The particular highlights of Frozen for me were the beautiful ice and snow effects. It’s clear that the artists have spent months studying the process of freezing and replicate it to wondrous effect. The ice palace that Elsa builds is stunning, and the snow provides opportunities for unexpected and predictable comedy and alarm throughout. There are a number of chases through snow and ice and a very dramatic scene across the frozen harbour in an ice storm. Maybe this is what Disney have really learned from Pixar – the value of making the environment as real as possible. It certainly pays off here, with the creeping deadly ice frosting up the insides of buildings.
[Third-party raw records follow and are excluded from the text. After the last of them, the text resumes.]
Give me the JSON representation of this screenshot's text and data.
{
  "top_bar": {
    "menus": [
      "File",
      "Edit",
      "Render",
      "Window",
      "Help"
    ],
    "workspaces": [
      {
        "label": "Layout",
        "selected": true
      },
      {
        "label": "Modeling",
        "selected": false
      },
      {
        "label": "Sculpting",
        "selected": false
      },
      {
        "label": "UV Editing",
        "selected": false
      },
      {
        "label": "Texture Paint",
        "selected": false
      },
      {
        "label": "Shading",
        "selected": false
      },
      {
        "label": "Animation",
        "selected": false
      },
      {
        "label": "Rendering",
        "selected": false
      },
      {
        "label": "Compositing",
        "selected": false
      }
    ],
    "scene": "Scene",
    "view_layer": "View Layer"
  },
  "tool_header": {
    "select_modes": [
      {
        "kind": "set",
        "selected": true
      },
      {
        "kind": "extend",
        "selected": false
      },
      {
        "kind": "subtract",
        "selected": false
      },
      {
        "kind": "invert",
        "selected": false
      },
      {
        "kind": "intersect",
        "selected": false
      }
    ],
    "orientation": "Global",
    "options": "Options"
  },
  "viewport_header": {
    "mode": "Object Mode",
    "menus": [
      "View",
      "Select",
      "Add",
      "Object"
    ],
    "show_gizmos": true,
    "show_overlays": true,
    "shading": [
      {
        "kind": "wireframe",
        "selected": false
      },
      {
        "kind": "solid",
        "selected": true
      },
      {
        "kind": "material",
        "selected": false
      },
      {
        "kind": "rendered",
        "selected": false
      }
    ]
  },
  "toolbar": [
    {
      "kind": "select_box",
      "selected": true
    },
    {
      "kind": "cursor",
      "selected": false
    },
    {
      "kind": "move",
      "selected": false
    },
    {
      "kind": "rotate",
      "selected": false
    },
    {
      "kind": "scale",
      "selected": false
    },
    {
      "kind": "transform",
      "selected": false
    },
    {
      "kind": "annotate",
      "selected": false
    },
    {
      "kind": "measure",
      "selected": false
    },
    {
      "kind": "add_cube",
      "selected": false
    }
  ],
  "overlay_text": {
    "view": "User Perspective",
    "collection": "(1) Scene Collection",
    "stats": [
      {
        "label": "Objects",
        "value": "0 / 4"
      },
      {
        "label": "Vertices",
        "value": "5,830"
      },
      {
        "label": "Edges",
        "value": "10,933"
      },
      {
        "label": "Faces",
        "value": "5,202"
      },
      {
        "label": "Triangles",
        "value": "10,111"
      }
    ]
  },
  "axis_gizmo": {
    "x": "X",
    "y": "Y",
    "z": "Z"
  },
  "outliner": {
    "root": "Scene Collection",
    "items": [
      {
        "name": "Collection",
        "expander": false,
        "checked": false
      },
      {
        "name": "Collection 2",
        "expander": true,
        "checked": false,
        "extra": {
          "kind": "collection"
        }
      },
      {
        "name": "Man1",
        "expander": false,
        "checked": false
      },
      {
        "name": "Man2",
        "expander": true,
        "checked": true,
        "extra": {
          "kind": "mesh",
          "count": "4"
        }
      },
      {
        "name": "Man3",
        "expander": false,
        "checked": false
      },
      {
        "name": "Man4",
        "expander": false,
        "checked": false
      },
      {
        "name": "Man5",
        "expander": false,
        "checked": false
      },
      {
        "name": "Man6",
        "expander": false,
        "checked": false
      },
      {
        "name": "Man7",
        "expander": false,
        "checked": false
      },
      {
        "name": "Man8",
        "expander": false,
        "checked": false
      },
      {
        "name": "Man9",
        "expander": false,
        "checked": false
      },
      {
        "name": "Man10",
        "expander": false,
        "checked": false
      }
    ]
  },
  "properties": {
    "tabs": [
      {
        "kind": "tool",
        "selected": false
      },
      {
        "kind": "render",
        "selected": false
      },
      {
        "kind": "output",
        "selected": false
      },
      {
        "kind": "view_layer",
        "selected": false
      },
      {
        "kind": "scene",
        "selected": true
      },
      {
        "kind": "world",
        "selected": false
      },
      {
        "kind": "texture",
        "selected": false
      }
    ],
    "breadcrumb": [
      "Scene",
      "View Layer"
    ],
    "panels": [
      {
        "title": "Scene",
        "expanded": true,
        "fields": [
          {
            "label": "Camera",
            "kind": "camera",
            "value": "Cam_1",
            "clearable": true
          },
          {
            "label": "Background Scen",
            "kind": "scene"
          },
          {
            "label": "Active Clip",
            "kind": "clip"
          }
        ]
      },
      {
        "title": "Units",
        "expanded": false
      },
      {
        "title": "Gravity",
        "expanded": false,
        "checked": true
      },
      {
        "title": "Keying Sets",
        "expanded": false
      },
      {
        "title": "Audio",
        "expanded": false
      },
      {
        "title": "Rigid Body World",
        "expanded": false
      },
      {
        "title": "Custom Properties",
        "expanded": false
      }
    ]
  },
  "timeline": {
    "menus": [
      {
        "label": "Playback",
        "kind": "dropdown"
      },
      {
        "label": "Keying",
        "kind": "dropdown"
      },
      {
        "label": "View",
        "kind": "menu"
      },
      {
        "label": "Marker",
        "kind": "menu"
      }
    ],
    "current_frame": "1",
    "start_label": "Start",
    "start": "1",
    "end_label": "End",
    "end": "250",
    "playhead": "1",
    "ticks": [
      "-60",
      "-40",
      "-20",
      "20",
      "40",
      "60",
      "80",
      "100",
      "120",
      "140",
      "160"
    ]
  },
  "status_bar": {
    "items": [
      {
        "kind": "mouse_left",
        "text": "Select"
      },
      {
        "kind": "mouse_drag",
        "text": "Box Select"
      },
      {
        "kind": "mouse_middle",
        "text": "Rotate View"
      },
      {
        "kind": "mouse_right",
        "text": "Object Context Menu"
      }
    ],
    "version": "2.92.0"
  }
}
A Song Of Snow And Ice
The snow also brings us Olaf, the snowman. I hated him in the trailer, but he’s actually likeable and funny in the film. Oddly self-deprecating and cheerful he provides one of the best and funniest songs ‘In Summer’. It’s about how excited he is about the prospect of summer and doing whatever it is that frozen water does in the sun… There’s an innocence and sarcasm in the other characters’ responses to him that I rather enjoyed. He’s not quite as much fun as the relationship between Kristoff and his reindeer (and their “Reindeers Are Better Than People” song), and there’s no real reason for him to be in the film at all, but he still made me laugh.
Frozen has a full on West End / Broadway musical style to all of the songs which I found arresting. It helps that the leads are proper musical stars who can belt out a tune. I always find counterpoint style songs very affecting and there are several which punched me in the heart strings with hopes for freedom, independence and resisting conformity (“Let It Go”, the song accompanying the creation of Elsa’s palace is a great example). It’s the first soundtrack for a film that I’ve bought in ages, and I made sure I got the deluxe edition which includes unused songs, outtakes and acoustic versions so you can sing along!
Take Me Up The North Mountain
As I said, Frozen exceeded my expectations (possibly because the short lowered them so much) and I laughed and possibly even came close to tears at some points. Two lines in particular had us weeping, largely for the wrong reasons I concede: “I want you to take me up the North Mountain” (repeated twice for emphasis) and “*chuckle* I’ve been impaled”. I thought it was great and I’m looking forwards to enjoying the soundtrack for years.